[Page and application data records]
= Beginning of Section =
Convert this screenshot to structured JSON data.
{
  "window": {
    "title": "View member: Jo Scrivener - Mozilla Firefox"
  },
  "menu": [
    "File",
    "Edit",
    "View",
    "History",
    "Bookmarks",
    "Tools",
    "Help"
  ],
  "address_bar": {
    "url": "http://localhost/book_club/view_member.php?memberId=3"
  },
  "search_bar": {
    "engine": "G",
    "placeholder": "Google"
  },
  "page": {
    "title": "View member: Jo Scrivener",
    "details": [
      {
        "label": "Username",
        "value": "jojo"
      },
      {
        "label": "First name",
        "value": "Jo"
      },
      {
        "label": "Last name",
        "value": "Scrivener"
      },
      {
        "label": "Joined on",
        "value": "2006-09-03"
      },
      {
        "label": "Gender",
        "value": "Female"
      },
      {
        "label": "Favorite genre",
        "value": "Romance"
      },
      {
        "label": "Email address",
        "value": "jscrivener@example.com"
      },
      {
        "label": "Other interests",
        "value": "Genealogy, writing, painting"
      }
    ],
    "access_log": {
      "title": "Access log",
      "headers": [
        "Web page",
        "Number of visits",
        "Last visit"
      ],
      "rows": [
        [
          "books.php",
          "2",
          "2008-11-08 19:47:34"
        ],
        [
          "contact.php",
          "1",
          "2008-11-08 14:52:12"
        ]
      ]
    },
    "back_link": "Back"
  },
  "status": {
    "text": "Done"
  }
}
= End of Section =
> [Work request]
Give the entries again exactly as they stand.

> [Result for this exercise]
Convert this screenshot to structured JSON data.
{
  "window": {
    "title": "View member: Jo Scrivener - Mozilla Firefox"
  },
  "menu": [
    "File",
    "Edit",
    "View",
    "History",
    "Bookmarks",
    "Tools",
    "Help"
  ],
  "address_bar": {
    "url": "http://localhost/book_club/view_member.php?memberId=3"
  },
  "search_bar": {
    "engine": "G",
    "placeholder": "Google"
  },
  "page": {
    "title": "View member: Jo Scrivener",
    "details": [
      {
        "label": "Username",
        "value": "jojo"
      },
      {
        "label": "First name",
        "value": "Jo"
      },
      {
        "label": "Last name",
        "value": "Scrivener"
      },
      {
        "label": "Joined on",
        "value": "2006-09-03"
      },
      {
        "label": "Gender",
        "value": "Female"
      },
      {
        "label": "Favorite genre",
        "value": "Romance"
      },
      {
        "label": "Email address",
        "value": "jscrivener@example.com"
      },
      {
        "label": "Other interests",
        "value": "Genealogy, writing, painting"
      }
    ],
    "access_log": {
      "title": "Access log",
      "headers": [
        "Web page",
        "Number of visits",
        "Last visit"
      ],
      "rows": [
        [
          "books.php",
          "2",
          "2008-11-08 19:47:34"
        ],
        [
          "contact.php",
          "1",
          "2008-11-08 14:52:12"
        ]
      ]
    },
    "back_link": "Back"
  },
  "status": {
    "text": "Done"
  }
}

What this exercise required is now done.